The issue with Rooney in the number 10 role is quite often he is found out of position and his passing is rather suspect. Too often he will look to shoot and when he isn’t shooting an issue he has had throughout his career is the way he hares around the pitch. He has been praised often for winning the ball back in unlikely situations, but if I was a manager I wouldn’t want my striker or creative midfielder winning the ball back 40 yards from my own goal, I want him ready to run onto the through pass for the counter attack providing an advanced option. For Manchester United what’s the point in Rooney winning the ball all the way in defence if Michael Carrick would have achieved the same result five seconds later, and for England Eric Dier and Jordan Henderson will put the foot in to win the ball.
Now the number 9 role, the main striker, the focal point of attack. Any sane man can surely see that Harry Kane is the perfect outlet, he has all the attributes of the perfect modern day striker and has recently become a 20-goal a season striker for the second year running. If Roy Hodgson picks Rooney over Kane then I despair for the power the media and the captain’s armband plays. Making a striker captain always seems a foolish choice to me and Rooney has never shown the greatest leadership qualities, and the armband has this power at times to prevent a player from being dropped which should never be the case. Furthermore as the striker off the bench no one has shown a hunger for goal quite like Jamie Vardy this season, a man who looks possessed behind the eyes in front of goal. His subtle flick against Germany just oozed quality, factor into the argument that Daniel Sturridge is regaining fitness and coming back into form then we have to say maybe don’t start packing your luggage just yet Wayne.
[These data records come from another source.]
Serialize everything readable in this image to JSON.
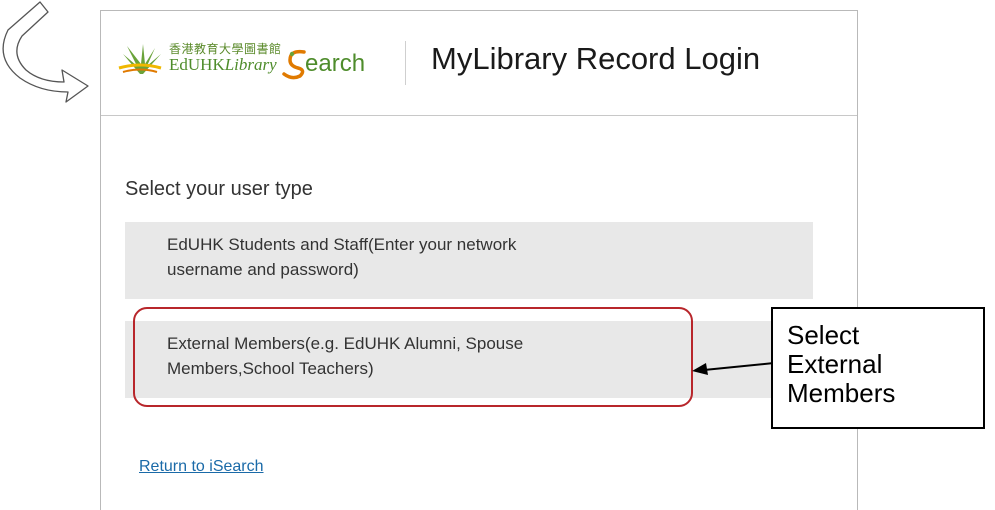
{
  "header": {
    "logo_chinese": "香港教育大學圖書館",
    "logo_edu": "EdUHK",
    "logo_library": "Library",
    "logo_search": "earch",
    "title": "MyLibrary Record Login"
  },
  "form": {
    "prompt": "Select your user type",
    "options": [
      {
        "label_line1": "EdUHK Students and Staff(Enter your network",
        "label_line2": "username and password)"
      },
      {
        "label_line1": "External Members(e.g. EdUHK Alumni, Spouse",
        "label_line2": "Members,School Teachers)"
      }
    ],
    "return_link": "Return to iSearch"
  },
  "annotation": {
    "callout_lines": [
      "Select",
      "External",
      "Members"
    ],
    "highlight_color": "#b8262b"
  },
  "icons": {
    "back_arrow": "curved-back-arrow-icon",
    "logo_leaf": "leaf-logo-icon",
    "logo_s": "swirl-s-logo-icon",
    "pointer": "pointer-arrow-icon"
  },
  "colors": {
    "brand_green": "#4e8c2b",
    "link_blue": "#1a6aa8",
    "option_bg": "#e8e8e8"
  }
}
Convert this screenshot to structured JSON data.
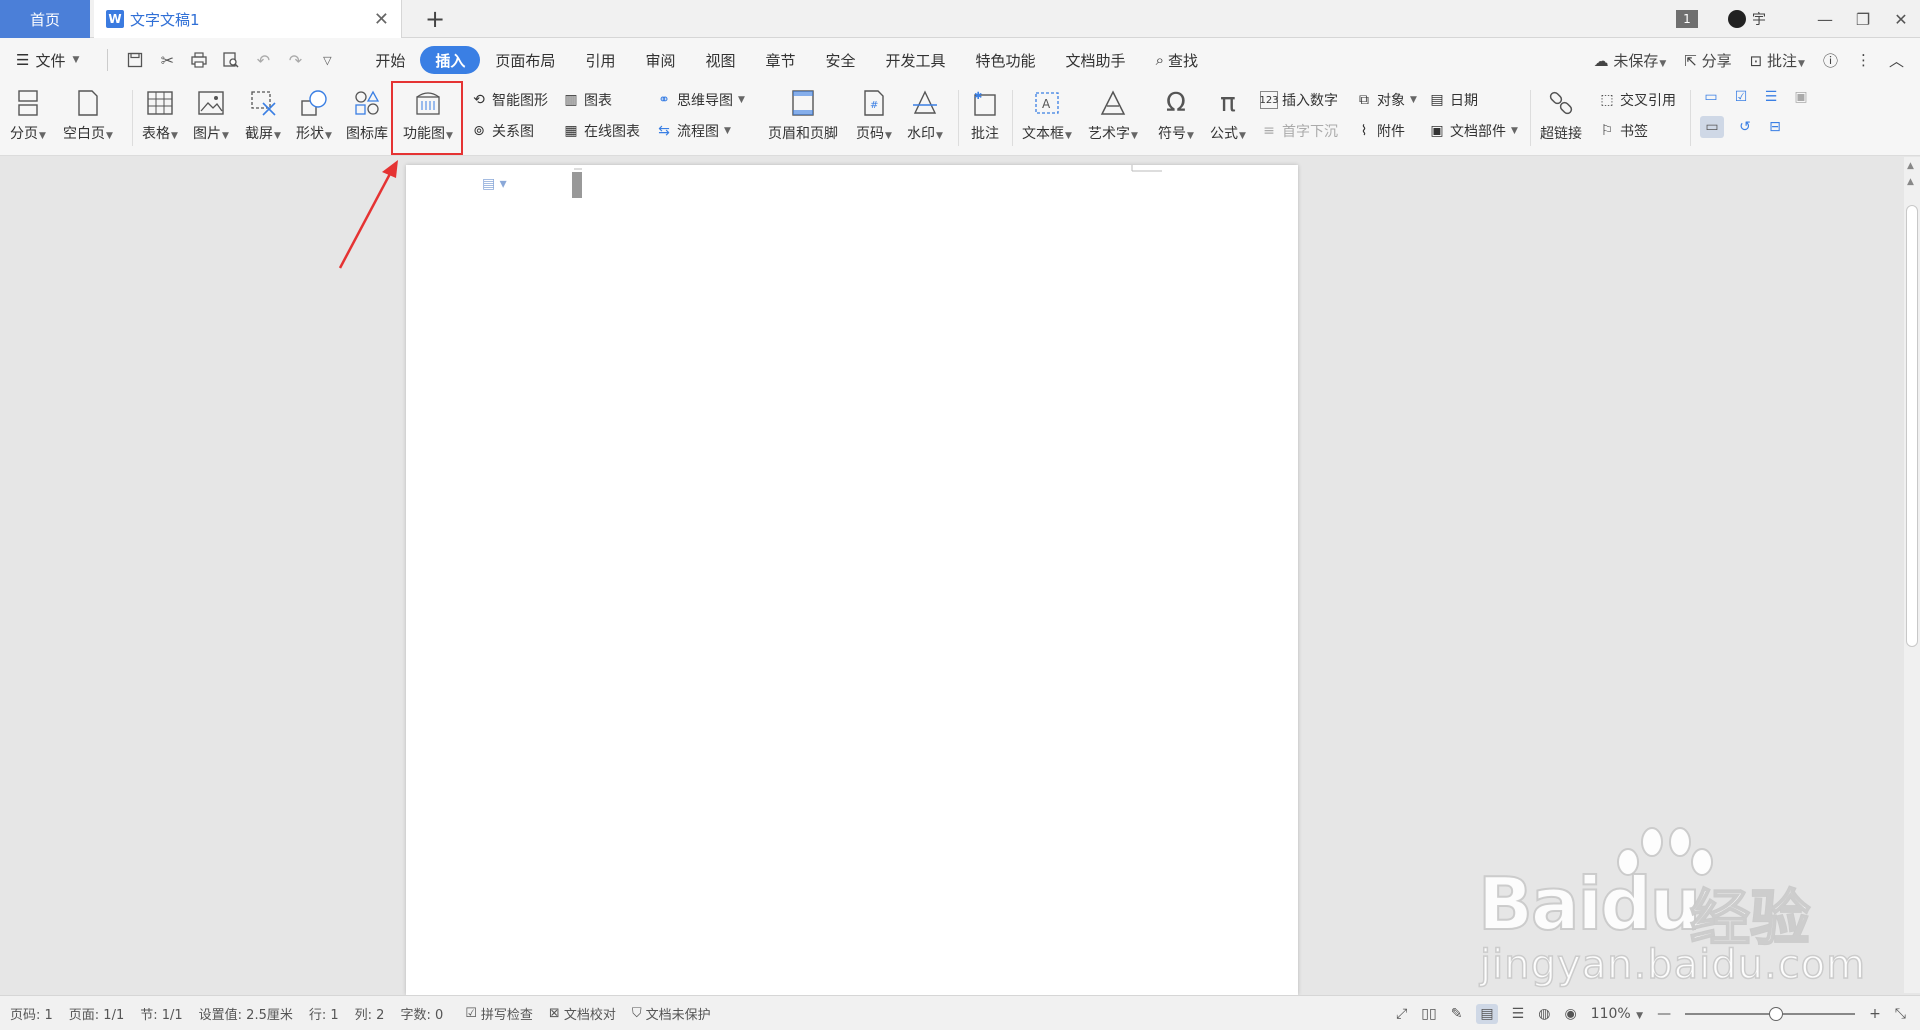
{
  "tabs": {
    "home": "首页",
    "doc": "文字文稿1",
    "doc_icon": "W",
    "new_tab": "+"
  },
  "title_right": {
    "badge": "1",
    "user": "宇"
  },
  "menu": {
    "file": "文件",
    "tabs": [
      "开始",
      "插入",
      "页面布局",
      "引用",
      "审阅",
      "视图",
      "章节",
      "安全",
      "开发工具",
      "特色功能",
      "文档助手",
      "查找"
    ],
    "active_tab": "插入",
    "right": {
      "unsaved": "未保存",
      "share": "分享",
      "comment": "批注"
    }
  },
  "ribbon": {
    "page_break": "分页",
    "blank_page": "空白页",
    "table": "表格",
    "picture": "图片",
    "screenshot": "截屏",
    "shape": "形状",
    "icon_lib": "图标库",
    "function_chart": "功能图",
    "smart_shape": "智能图形",
    "chart": "图表",
    "mind_map": "思维导图",
    "relation_chart": "关系图",
    "online_chart": "在线图表",
    "flow_chart": "流程图",
    "header_footer": "页眉和页脚",
    "page_number": "页码",
    "watermark": "水印",
    "comment": "批注",
    "textbox": "文本框",
    "wordart": "艺术字",
    "symbol": "符号",
    "formula": "公式",
    "insert_number": "插入数字",
    "dropcap": "首字下沉",
    "object": "对象",
    "attachment": "附件",
    "date": "日期",
    "doc_parts": "文档部件",
    "hyperlink": "超链接",
    "cross_ref": "交叉引用",
    "bookmark": "书签"
  },
  "status": {
    "page": "页码: 1",
    "pages": "页面: 1/1",
    "section": "节: 1/1",
    "setting": "设置值: 2.5厘米",
    "row": "行: 1",
    "col": "列: 2",
    "words": "字数: 0",
    "spell": "拼写检查",
    "proof": "文档校对",
    "protect": "文档未保护",
    "zoom": "110%"
  },
  "watermark": {
    "brand": "Bai",
    "brand2": "du",
    "cn": "经验",
    "url": "jingyan.baidu.com"
  },
  "colors": {
    "accent": "#3a7fe4",
    "highlight": "#e53333",
    "home_tab": "#4b7fd8"
  }
}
Feel free to debate or argue with anything I’ve said about Rooney though any suggestions that he could start on the wing may be laughed away. As Bob Dylan sang “the times they are a-changing” and perhaps now Wayne Rooney should make way for the new, hungry generation of England players and we might actually enjoy the Euros.